■ TASK TO CARRY OUT
A verbatim copy of the entries is the required answer.
START TASK MATERIAL
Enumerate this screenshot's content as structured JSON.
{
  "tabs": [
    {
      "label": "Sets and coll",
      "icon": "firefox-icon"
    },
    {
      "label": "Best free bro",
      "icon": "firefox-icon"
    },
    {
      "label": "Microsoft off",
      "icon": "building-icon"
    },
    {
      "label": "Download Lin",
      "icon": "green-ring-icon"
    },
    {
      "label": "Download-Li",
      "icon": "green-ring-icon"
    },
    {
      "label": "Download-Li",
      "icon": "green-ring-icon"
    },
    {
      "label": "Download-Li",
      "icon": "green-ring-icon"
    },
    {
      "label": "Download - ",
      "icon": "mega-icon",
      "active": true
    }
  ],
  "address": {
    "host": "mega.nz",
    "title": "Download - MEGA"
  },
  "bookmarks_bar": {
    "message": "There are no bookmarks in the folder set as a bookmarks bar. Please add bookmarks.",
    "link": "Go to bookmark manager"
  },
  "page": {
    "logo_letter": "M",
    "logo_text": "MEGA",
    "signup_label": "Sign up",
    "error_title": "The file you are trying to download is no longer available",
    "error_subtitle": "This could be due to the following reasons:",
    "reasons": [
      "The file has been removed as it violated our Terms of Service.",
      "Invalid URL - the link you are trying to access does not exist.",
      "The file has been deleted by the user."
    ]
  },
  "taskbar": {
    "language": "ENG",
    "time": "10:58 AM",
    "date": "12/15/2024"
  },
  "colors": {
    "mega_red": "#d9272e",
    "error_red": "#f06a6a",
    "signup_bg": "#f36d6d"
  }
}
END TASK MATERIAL
■ ANSWER TO THIS PROBLEM
Enumerate this screenshot's content as structured JSON.
{
  "tabs": [
    {
      "label": "Sets and coll",
      "icon": "firefox-icon"
    },
    {
      "label": "Best free bro",
      "icon": "firefox-icon"
    },
    {
      "label": "Microsoft off",
      "icon": "building-icon"
    },
    {
      "label": "Download Lin",
      "icon": "green-ring-icon"
    },
    {
      "label": "Download-Li",
      "icon": "green-ring-icon"
    },
    {
      "label": "Download-Li",
      "icon": "green-ring-icon"
    },
    {
      "label": "Download-Li",
      "icon": "green-ring-icon"
    },
    {
      "label": "Download - ",
      "icon": "mega-icon",
      "active": true
    }
  ],
  "address": {
    "host": "mega.nz",
    "title": "Download - MEGA"
  },
  "bookmarks_bar": {
    "message": "There are no bookmarks in the folder set as a bookmarks bar. Please add bookmarks.",
    "link": "Go to bookmark manager"
  },
  "page": {
    "logo_letter": "M",
    "logo_text": "MEGA",
    "signup_label": "Sign up",
    "error_title": "The file you are trying to download is no longer available",
    "error_subtitle": "This could be due to the following reasons:",
    "reasons": [
      "The file has been removed as it violated our Terms of Service.",
      "Invalid URL - the link you are trying to access does not exist.",
      "The file has been deleted by the user."
    ]
  },
  "taskbar": {
    "language": "ENG",
    "time": "10:58 AM",
    "date": "12/15/2024"
  },
  "colors": {
    "mega_red": "#d9272e",
    "error_red": "#f06a6a",
    "signup_bg": "#f36d6d"
  }
}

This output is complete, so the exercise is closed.